» **Action item**: Write the entries again exactly, with no line missing.

====

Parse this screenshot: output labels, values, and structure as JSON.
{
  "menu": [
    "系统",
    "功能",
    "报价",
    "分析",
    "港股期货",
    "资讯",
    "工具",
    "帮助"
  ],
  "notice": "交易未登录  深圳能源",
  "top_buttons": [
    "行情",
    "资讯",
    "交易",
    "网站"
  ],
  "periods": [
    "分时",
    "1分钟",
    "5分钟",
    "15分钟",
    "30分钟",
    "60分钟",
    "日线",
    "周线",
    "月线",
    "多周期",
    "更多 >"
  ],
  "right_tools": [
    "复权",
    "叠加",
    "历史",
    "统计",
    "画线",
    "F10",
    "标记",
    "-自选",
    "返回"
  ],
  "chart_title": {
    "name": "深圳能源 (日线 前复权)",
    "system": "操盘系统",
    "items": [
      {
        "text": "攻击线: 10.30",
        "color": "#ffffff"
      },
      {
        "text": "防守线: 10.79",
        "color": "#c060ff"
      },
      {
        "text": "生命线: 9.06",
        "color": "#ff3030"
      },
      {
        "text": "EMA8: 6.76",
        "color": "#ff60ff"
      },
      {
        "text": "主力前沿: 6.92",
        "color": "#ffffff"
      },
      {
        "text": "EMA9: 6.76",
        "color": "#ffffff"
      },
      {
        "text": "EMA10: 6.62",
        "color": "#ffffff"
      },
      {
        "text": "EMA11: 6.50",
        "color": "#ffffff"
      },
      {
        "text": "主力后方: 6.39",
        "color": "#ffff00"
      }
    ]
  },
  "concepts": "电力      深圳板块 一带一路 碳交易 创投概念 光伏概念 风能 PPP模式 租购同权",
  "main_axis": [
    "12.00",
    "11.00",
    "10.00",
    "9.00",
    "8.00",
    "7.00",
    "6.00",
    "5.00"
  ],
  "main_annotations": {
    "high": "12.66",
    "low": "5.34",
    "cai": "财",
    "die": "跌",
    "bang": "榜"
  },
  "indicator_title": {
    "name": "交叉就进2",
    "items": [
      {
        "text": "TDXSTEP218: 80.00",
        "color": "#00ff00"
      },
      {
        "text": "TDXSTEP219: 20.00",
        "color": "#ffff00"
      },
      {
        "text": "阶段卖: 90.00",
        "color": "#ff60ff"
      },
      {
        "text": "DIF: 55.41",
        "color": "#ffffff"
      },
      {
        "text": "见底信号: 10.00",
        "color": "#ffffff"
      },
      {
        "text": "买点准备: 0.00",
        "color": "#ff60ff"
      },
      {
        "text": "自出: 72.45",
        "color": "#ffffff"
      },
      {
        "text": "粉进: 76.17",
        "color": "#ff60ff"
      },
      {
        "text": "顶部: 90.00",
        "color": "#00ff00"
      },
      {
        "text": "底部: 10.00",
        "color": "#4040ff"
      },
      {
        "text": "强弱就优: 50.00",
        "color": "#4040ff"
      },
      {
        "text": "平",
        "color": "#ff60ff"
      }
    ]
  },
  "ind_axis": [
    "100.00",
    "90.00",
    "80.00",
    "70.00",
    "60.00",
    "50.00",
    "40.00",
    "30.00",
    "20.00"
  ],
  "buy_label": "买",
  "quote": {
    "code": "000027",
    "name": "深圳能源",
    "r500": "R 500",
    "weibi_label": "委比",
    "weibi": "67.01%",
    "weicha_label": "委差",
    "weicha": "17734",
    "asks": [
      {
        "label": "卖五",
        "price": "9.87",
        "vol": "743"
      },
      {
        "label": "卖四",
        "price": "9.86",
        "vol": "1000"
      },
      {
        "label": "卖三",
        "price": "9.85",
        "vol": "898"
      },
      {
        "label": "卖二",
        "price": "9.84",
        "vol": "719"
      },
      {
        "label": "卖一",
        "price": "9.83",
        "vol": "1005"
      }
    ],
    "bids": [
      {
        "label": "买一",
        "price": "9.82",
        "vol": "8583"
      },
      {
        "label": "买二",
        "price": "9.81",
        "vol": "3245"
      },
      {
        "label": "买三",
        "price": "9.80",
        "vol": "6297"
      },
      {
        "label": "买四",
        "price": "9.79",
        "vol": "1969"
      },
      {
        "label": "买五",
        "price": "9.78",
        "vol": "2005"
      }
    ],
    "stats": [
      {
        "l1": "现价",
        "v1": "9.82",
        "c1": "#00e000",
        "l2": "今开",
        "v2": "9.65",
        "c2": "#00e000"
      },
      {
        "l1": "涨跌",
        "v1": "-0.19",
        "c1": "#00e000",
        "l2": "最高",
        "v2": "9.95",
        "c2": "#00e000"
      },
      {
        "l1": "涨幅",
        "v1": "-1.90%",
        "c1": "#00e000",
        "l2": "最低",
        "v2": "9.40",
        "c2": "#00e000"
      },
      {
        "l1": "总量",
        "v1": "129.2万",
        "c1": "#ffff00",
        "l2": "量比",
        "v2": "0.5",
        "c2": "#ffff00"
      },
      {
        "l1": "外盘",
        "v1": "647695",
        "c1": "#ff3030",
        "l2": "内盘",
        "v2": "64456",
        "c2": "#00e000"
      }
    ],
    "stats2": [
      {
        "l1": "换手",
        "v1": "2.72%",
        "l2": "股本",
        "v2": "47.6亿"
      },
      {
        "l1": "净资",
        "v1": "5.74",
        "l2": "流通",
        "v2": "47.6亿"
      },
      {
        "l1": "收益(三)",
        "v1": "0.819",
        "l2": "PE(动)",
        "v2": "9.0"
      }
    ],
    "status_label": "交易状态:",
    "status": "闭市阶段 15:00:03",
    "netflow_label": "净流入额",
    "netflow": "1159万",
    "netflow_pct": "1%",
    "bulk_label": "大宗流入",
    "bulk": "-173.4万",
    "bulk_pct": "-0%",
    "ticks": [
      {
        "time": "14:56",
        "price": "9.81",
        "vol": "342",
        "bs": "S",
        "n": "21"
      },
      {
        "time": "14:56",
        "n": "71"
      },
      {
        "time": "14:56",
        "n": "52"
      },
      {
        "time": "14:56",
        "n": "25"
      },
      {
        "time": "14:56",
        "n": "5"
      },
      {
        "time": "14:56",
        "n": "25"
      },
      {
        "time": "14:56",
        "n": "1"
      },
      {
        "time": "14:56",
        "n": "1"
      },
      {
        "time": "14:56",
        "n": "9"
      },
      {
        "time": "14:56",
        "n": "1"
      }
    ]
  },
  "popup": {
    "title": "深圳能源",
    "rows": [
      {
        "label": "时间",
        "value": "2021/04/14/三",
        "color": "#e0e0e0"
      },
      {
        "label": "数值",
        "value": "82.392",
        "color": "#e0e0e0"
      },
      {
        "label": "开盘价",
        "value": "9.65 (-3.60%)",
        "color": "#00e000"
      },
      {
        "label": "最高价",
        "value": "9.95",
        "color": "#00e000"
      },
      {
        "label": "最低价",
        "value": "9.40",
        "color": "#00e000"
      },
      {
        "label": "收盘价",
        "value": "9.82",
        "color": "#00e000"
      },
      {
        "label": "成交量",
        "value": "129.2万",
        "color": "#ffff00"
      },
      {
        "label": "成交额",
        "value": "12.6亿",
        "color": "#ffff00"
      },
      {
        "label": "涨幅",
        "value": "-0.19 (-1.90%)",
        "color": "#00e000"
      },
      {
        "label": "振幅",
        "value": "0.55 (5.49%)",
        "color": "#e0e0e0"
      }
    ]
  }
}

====

» **Result**:
Parse this screenshot: output labels, values, and structure as JSON.
{
  "menu": [
    "系统",
    "功能",
    "报价",
    "分析",
    "港股期货",
    "资讯",
    "工具",
    "帮助"
  ],
  "notice": "交易未登录  深圳能源",
  "top_buttons": [
    "行情",
    "资讯",
    "交易",
    "网站"
  ],
  "periods": [
    "分时",
    "1分钟",
    "5分钟",
    "15分钟",
    "30分钟",
    "60分钟",
    "日线",
    "周线",
    "月线",
    "多周期",
    "更多 >"
  ],
  "right_tools": [
    "复权",
    "叠加",
    "历史",
    "统计",
    "画线",
    "F10",
    "标记",
    "-自选",
    "返回"
  ],
  "chart_title": {
    "name": "深圳能源 (日线 前复权)",
    "system": "操盘系统",
    "items": [
      {
        "text": "攻击线: 10.30",
        "color": "#ffffff"
      },
      {
        "text": "防守线: 10.79",
        "color": "#c060ff"
      },
      {
        "text": "生命线: 9.06",
        "color": "#ff3030"
      },
      {
        "text": "EMA8: 6.76",
        "color": "#ff60ff"
      },
      {
        "text": "主力前沿: 6.92",
        "color": "#ffffff"
      },
      {
        "text": "EMA9: 6.76",
        "color": "#ffffff"
      },
      {
        "text": "EMA10: 6.62",
        "color": "#ffffff"
      },
      {
        "text": "EMA11: 6.50",
        "color": "#ffffff"
      },
      {
        "text": "主力后方: 6.39",
        "color": "#ffff00"
      }
    ]
  },
  "concepts": "电力      深圳板块 一带一路 碳交易 创投概念 光伏概念 风能 PPP模式 租购同权",
  "main_axis": [
    "12.00",
    "11.00",
    "10.00",
    "9.00",
    "8.00",
    "7.00",
    "6.00",
    "5.00"
  ],
  "main_annotations": {
    "high": "12.66",
    "low": "5.34",
    "cai": "财",
    "die": "跌",
    "bang": "榜"
  },
  "indicator_title": {
    "name": "交叉就进2",
    "items": [
      {
        "text": "TDXSTEP218: 80.00",
        "color": "#00ff00"
      },
      {
        "text": "TDXSTEP219: 20.00",
        "color": "#ffff00"
      },
      {
        "text": "阶段卖: 90.00",
        "color": "#ff60ff"
      },
      {
        "text": "DIF: 55.41",
        "color": "#ffffff"
      },
      {
        "text": "见底信号: 10.00",
        "color": "#ffffff"
      },
      {
        "text": "买点准备: 0.00",
        "color": "#ff60ff"
      },
      {
        "text": "自出: 72.45",
        "color": "#ffffff"
      },
      {
        "text": "粉进: 76.17",
        "color": "#ff60ff"
      },
      {
        "text": "顶部: 90.00",
        "color": "#00ff00"
      },
      {
        "text": "底部: 10.00",
        "color": "#4040ff"
      },
      {
        "text": "强弱就优: 50.00",
        "color": "#4040ff"
      },
      {
        "text": "平",
        "color": "#ff60ff"
      }
    ]
  },
  "ind_axis": [
    "100.00",
    "90.00",
    "80.00",
    "70.00",
    "60.00",
    "50.00",
    "40.00",
    "30.00",
    "20.00"
  ],
  "buy_label": "买",
  "quote": {
    "code": "000027",
    "name": "深圳能源",
    "r500": "R 500",
    "weibi_label": "委比",
    "weibi": "67.01%",
    "weicha_label": "委差",
    "weicha": "17734",
    "asks": [
      {
        "label": "卖五",
        "price": "9.87",
        "vol": "743"
      },
      {
        "label": "卖四",
        "price": "9.86",
        "vol": "1000"
      },
      {
        "label": "卖三",
        "price": "9.85",
        "vol": "898"
      },
      {
        "label": "卖二",
        "price": "9.84",
        "vol": "719"
      },
      {
        "label": "卖一",
        "price": "9.83",
        "vol": "1005"
      }
    ],
    "bids": [
      {
        "label": "买一",
        "price": "9.82",
        "vol": "8583"
      },
      {
        "label": "买二",
        "price": "9.81",
        "vol": "3245"
      },
      {
        "label": "买三",
        "price": "9.80",
        "vol": "6297"
      },
      {
        "label": "买四",
        "price": "9.79",
        "vol": "1969"
      },
      {
        "label": "买五",
        "price": "9.78",
        "vol": "2005"
      }
    ],
    "stats": [
      {
        "l1": "现价",
        "v1": "9.82",
        "c1": "#00e000",
        "l2": "今开",
        "v2": "9.65",
        "c2": "#00e000"
      },
      {
        "l1": "涨跌",
        "v1": "-0.19",
        "c1": "#00e000",
        "l2": "最高",
        "v2": "9.95",
        "c2": "#00e000"
      },
      {
        "l1": "涨幅",
        "v1": "-1.90%",
        "c1": "#00e000",
        "l2": "最低",
        "v2": "9.40",
        "c2": "#00e000"
      },
      {
        "l1": "总量",
        "v1": "129.2万",
        "c1": "#ffff00",
        "l2": "量比",
        "v2": "0.5",
        "c2": "#ffff00"
      },
      {
        "l1": "外盘",
        "v1": "647695",
        "c1": "#ff3030",
        "l2": "内盘",
        "v2": "64456",
        "c2": "#00e000"
      }
    ],
    "stats2": [
      {
        "l1": "换手",
        "v1": "2.72%",
        "l2": "股本",
        "v2": "47.6亿"
      },
      {
        "l1": "净资",
        "v1": "5.74",
        "l2": "流通",
        "v2": "47.6亿"
      },
      {
        "l1": "收益(三)",
        "v1": "0.819",
        "l2": "PE(动)",
        "v2": "9.0"
      }
    ],
    "status_label": "交易状态:",
    "status": "闭市阶段 15:00:03",
    "netflow_label": "净流入额",
    "netflow": "1159万",
    "netflow_pct": "1%",
    "bulk_label": "大宗流入",
    "bulk": "-173.4万",
    "bulk_pct": "-0%",
    "ticks": [
      {
        "time": "14:56",
        "price": "9.81",
        "vol": "342",
        "bs": "S",
        "n": "21"
      },
      {
        "time": "14:56",
        "n": "71"
      },
      {
        "time": "14:56",
        "n": "52"
      },
      {
        "time": "14:56",
        "n": "25"
      },
      {
        "time": "14:56",
        "n": "5"
      },
      {
        "time": "14:56",
        "n": "25"
      },
      {
        "time": "14:56",
        "n": "1"
      },
      {
        "time": "14:56",
        "n": "1"
      },
      {
        "time": "14:56",
        "n": "9"
      },
      {
        "time": "14:56",
        "n": "1"
      }
    ]
  },
  "popup": {
    "title": "深圳能源",
    "rows": [
      {
        "label": "时间",
        "value": "2021/04/14/三",
        "color": "#e0e0e0"
      },
      {
        "label": "数值",
        "value": "82.392",
        "color": "#e0e0e0"
      },
      {
        "label": "开盘价",
        "value": "9.65 (-3.60%)",
        "color": "#00e000"
      },
      {
        "label": "最高价",
        "value": "9.95",
        "color": "#00e000"
      },
      {
        "label": "最低价",
        "value": "9.40",
        "color": "#00e000"
      },
      {
        "label": "收盘价",
        "value": "9.82",
        "color": "#00e000"
      },
      {
        "label": "成交量",
        "value": "129.2万",
        "color": "#ffff00"
      },
      {
        "label": "成交额",
        "value": "12.6亿",
        "color": "#ffff00"
      },
      {
        "label": "涨幅",
        "value": "-0.19 (-1.90%)",
        "color": "#00e000"
      },
      {
        "label": "振幅",
        "value": "0.55 (5.49%)",
        "color": "#e0e0e0"
      }
    ]
  }
}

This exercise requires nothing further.